“I´m very interested in the psychology of breast expansion fetish – my obsession. I think the expansion aspect is one of many others. I like expansion stuff, but as a category it does not seem meaningful. To me, these aspects are of relevance (i) deviance [standing out from the norm], sensuality [a focus on the physical body], and emotional sensitivity [for symbolic power and interpersonal processes]. First, I´m generally attracted to stuff that defies the norm, like Lady Gaga and Beth Ditto or Slayer, the Marquis de Sade, monster movies. Second: I am fascinated by the body/mind duality of the human existence…Prominent flesh puts the focus on the body, the animal aspect of our being. And prominent breasts especially have sexual and/or nurturing connotations. Third, body parts can be seen [as] anatomical, but also on a symbolic level, they can be a means to express and execute power over others, or they can be presented as a gift – craving, desire, attention, power…a certain tension, an emotional disbalance is important for me. Big breasts can be just a nuisance for a girl or woman – for good reasons – or something they hardly care about, and then they lose most of their erotic power they could have on me”.
Like many other sexual paraphilias I have written about (such as macrophilia, microphilia, exophilia, and vorarephilia), much of the breast expansion community appears to base a lot of the online activity around fan fiction and fan art.
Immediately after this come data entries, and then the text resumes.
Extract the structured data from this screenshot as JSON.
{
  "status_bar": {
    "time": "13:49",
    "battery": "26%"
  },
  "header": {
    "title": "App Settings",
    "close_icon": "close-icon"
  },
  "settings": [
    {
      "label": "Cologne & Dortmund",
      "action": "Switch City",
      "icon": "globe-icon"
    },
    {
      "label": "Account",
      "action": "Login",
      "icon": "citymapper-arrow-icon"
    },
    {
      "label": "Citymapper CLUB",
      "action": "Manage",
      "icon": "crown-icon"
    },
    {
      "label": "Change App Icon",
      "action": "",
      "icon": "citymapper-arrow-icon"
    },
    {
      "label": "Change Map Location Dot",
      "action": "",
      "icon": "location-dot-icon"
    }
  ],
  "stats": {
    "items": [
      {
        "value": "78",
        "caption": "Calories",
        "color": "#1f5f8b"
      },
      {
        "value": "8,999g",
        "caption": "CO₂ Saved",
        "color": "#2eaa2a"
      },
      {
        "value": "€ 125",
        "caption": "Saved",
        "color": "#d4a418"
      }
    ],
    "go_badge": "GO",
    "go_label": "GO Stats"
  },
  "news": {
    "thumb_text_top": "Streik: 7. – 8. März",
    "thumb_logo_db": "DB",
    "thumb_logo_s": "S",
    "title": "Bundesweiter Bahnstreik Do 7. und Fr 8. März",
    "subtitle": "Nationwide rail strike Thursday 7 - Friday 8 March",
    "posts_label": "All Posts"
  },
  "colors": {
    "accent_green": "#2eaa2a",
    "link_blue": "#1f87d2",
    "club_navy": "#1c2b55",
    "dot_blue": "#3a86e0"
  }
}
As the Nation Master article on breast expansion notes:
“Breast expansion stories are often fantastical tales of women’s busts being enlarged by air, food, magic, medicine, alien technology or some other unseen force. Generally, the amount of enlargement is limited only by the imagination of the author, from as little as a cup size to as big as room-filling and beyond. Occasionally, there are other types of fetishes included in these stories, such as lactation, anthropomorphism, giantess, transgender, body inflation, penis expansion, or any of the processes under the umbrella term transformation fetish. Stories and pictures associated with breast expansion sometimes contain vivid depictions of sexual activity, but it is not a necessity of the fetish”
This brief overview has highlighted that when it comes to breast fetishism and its many variants, that there is surprisingly little scientific research.
Dr. Mark Griffiths, Professor of Gambling Studies, International Gaming Research Unit, Nottingham Trent University, Nottingham, UK
Aggrawal A. (2009). Forensic and Medico-legal Aspects of Sexual Crimes and Unusual Sexual Practices. Boca Raton: CRC Press.
Crawford, C. & Krebs, D, (1998). How Mate Choice Shaped Human Nature. Handbook of Evolutionary Psychology: Ideas, Issues, and Applications. London: Lawrence Erlbaum Associates,
Levin, R. J. (2006). The breast/nipple/areola complex and human sexuality. Sexual and Relationship Therapy, 21, 237-249
Levin, R., & Meston, C. (2006). Nipple/breast stimulation and sexual arousal in young men and women. Journal of Sexual Medicine, 3(3), 450-454.
Nation Master (2014). Breast expansion fetish. Located at: http://www.statemaster.com/encyclopedia/Breast-expansion-fetish
Wikipedia (2014). Breast fetishism. Located at: http://en.wikipedia.org/wiki/Breast_fetishism
Young, L. & Alexander, B. (2012). The Chemistry Between Us: Love, Sex, and the Science of Attraction. London: Penguin.